In response, he says the VPD has dramatically increased the number of officers that deal with property crime, specifically the incidents involving commercial properties.
The police now have multiple teams targeting problematic areas in the downtown peninsula, and other retail areas elsewhere in the city, including Broadway.
To the same end, the VPD is urging businesses and commercial property owners to take proactive measures in preventing their properties from being targeted by thieves and vandals.
Many closed businesses with storefronts have already boarded up their windows as a dramatic measure, and this is encouraged by the police.
Businesses that are closed are advised to remove merchandise from space altogether if they can, or at least move merchandise away from windows so that they cannot be seen. Computers and anything else of value, especially on desks, should be moved away so that they are not visible.
As well, window shutters to minimize visibility into commercial spaces are helpful, and if feasible an increase in lighting should be considered.
Other suggested measures include upgraded entrance locks and security systems.
If possible, a manned presence, while practicing physical distancing, would be helpful too, with staff present during daytime hours and private security during the overnight hours. Contracting private security may be expensive, but having multiple businesses in the same building or area pooling their resources together could reduce the financial burden.
Roed noted the VPD has also been working with the business improvement associations (BIAs), including the Downtown Vancouver Business Improvement Association (DVBIA), and the Robson Street Business Association (RSBA).
Both of these BIAs have funded and implemented enhanced security measures in their jurisdictions, with new overnight mobile patrols daily thwarting suspicious activity. The DVBIA’s patrols operate from 10 pm to 7 am, while the RSBA’s patrols are from 10:30 pm to 6:30 am.
With the VPD’s overall operations, Roed says the VPD is certainly continuing to investigate crime, but they are prioritizing their response. If there is not an immediate need for assistance, files will be generated over the phone. For all public safety calls, they will always respond immediately.
But he highlights the personal health safety challenges officers face while remaining law and order in the city during the epidemic.
While they are supplied with masks, gloves, and hand sanitizer, officers cannot always practice physically distancing, as there are times when they need to be hands-on with individuals.
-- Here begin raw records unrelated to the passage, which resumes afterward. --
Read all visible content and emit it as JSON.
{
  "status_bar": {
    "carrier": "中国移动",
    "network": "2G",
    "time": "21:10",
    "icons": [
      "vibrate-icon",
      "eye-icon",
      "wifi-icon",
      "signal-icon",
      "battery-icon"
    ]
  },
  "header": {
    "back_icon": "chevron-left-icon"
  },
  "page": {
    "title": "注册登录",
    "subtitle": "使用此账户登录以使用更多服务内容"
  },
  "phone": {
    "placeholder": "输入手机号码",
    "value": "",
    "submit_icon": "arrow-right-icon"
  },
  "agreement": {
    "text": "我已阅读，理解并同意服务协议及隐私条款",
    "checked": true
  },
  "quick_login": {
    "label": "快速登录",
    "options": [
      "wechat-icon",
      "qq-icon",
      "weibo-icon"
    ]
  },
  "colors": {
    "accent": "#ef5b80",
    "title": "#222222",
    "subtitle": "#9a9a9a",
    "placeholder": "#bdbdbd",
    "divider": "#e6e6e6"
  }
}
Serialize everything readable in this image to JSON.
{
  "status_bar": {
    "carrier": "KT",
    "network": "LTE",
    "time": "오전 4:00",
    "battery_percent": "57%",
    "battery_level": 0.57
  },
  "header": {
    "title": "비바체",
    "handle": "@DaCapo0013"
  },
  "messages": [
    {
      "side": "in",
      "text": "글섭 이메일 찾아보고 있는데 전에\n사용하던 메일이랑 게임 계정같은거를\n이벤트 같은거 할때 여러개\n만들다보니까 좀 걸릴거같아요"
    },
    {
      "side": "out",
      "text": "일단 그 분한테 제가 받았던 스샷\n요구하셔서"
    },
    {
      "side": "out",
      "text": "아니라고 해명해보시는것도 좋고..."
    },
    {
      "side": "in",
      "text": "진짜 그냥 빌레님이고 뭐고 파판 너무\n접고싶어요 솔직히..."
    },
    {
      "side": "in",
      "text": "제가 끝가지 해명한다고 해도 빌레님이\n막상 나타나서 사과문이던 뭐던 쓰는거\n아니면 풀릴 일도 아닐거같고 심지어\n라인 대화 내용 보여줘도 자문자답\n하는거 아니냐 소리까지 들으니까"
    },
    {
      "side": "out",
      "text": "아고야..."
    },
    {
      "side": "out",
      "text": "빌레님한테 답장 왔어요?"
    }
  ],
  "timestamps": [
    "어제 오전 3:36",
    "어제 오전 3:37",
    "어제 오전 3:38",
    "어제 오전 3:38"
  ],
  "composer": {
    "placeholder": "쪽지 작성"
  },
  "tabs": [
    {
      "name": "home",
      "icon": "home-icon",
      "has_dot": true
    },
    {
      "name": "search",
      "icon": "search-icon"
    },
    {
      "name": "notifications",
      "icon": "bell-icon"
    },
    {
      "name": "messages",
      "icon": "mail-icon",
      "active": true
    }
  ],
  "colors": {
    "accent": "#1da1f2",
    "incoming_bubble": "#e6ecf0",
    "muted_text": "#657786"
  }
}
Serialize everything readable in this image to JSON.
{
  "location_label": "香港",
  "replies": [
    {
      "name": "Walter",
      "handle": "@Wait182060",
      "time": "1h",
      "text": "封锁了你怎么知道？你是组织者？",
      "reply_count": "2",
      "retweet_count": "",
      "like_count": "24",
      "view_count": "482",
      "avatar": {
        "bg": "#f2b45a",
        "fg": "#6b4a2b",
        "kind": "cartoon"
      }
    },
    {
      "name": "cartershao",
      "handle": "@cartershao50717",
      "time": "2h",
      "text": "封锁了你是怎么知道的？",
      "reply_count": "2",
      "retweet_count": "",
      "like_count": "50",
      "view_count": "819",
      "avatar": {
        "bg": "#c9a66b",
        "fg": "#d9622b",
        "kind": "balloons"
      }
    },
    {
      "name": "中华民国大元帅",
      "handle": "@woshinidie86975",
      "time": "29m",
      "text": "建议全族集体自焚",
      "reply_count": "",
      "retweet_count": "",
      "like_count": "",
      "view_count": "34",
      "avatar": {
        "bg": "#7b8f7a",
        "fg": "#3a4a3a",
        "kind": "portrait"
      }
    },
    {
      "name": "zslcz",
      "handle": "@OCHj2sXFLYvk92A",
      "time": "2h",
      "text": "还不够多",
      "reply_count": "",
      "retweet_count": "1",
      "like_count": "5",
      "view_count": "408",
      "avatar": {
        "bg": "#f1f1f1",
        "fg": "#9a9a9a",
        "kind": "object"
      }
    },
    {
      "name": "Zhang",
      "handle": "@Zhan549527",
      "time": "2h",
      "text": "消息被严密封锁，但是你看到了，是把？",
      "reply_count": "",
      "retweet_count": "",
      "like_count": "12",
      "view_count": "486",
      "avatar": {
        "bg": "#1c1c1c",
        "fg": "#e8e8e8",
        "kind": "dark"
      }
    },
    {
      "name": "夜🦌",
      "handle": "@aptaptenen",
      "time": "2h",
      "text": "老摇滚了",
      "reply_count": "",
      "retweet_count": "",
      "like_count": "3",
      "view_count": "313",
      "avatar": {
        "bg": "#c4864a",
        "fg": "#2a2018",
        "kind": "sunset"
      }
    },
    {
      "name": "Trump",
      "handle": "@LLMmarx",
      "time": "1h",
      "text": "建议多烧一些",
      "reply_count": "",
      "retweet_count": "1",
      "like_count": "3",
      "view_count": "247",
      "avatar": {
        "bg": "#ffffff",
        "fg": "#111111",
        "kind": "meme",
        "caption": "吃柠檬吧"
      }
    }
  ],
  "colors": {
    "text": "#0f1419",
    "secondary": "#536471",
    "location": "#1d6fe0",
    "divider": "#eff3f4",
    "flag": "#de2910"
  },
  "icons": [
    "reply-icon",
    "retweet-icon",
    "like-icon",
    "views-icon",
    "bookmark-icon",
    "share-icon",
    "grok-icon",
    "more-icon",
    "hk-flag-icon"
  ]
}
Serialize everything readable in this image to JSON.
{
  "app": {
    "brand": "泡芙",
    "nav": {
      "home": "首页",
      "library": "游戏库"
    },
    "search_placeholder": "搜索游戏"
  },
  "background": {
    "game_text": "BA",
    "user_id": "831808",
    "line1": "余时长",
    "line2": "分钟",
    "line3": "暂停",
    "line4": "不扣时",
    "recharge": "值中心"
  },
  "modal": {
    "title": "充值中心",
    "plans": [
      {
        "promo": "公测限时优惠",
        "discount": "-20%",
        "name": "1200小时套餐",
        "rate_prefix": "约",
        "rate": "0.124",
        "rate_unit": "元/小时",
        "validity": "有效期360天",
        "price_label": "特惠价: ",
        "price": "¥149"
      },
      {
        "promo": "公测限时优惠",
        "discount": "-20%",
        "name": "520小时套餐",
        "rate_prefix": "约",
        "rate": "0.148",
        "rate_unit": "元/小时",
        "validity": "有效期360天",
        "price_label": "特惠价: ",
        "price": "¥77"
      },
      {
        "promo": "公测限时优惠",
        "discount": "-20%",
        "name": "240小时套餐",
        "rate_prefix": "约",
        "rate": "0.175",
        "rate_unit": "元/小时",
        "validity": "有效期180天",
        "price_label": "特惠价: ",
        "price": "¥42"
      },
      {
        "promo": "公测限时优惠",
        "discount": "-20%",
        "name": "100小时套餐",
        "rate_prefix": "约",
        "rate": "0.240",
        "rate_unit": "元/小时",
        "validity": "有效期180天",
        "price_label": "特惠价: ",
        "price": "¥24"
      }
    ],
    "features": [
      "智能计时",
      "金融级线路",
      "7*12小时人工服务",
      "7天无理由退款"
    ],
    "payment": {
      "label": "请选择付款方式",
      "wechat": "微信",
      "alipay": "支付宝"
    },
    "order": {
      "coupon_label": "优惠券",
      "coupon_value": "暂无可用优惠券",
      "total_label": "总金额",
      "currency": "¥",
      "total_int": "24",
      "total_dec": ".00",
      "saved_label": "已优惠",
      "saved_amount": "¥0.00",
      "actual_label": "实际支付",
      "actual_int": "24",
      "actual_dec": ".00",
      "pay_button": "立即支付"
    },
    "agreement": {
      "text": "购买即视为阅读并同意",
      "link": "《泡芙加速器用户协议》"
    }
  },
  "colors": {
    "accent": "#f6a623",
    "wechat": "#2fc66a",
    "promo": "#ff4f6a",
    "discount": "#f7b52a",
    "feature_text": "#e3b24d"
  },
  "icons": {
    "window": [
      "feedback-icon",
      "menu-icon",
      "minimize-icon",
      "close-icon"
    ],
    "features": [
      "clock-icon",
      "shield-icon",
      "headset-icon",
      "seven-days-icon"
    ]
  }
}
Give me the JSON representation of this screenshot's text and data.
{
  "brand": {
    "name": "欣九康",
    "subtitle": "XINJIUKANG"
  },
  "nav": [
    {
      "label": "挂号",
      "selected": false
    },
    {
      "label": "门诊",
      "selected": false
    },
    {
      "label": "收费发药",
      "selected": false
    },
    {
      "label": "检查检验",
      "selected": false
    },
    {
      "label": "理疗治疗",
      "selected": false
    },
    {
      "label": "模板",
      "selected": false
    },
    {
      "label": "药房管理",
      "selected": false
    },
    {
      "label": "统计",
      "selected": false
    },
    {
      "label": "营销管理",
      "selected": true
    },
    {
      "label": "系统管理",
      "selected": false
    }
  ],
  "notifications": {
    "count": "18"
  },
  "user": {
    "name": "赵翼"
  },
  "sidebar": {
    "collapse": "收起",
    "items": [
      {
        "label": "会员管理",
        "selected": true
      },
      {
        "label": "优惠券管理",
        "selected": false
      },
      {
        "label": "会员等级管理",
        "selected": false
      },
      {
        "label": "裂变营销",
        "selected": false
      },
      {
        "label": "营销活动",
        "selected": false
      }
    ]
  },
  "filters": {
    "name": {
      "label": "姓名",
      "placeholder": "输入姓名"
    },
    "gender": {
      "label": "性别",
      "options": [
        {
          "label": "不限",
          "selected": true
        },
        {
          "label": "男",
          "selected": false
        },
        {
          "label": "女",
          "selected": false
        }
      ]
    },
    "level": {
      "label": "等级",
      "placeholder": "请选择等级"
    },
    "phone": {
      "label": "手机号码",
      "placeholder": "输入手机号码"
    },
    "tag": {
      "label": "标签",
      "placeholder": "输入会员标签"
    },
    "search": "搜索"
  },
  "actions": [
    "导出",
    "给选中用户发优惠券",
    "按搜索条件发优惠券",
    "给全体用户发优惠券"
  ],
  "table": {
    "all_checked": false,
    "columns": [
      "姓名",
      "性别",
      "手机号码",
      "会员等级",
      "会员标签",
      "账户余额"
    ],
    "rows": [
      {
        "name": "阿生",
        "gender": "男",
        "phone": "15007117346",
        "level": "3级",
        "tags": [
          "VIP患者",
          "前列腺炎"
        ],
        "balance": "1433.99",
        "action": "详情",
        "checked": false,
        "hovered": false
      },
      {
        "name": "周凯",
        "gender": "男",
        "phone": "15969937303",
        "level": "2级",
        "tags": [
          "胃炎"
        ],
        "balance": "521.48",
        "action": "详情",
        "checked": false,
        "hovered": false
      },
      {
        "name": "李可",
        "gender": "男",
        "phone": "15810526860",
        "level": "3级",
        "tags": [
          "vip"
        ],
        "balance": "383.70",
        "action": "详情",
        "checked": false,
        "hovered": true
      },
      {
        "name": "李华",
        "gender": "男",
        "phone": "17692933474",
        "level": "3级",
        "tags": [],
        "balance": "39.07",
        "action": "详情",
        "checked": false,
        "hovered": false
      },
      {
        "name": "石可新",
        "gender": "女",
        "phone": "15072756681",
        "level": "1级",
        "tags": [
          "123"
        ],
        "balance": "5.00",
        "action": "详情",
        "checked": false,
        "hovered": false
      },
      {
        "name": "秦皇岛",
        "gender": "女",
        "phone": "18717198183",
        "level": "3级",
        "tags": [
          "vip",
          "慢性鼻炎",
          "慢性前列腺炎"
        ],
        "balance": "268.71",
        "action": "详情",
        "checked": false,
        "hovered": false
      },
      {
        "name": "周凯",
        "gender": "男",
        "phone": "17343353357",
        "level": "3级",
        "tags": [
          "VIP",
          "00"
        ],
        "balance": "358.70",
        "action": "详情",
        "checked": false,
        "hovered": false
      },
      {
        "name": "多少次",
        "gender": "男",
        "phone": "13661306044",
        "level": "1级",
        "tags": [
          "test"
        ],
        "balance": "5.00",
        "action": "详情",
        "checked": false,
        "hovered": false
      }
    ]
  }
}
The VPD also has a pandemic working group educating all officers on a daily basis, with updated based on directives from the provincial health officer.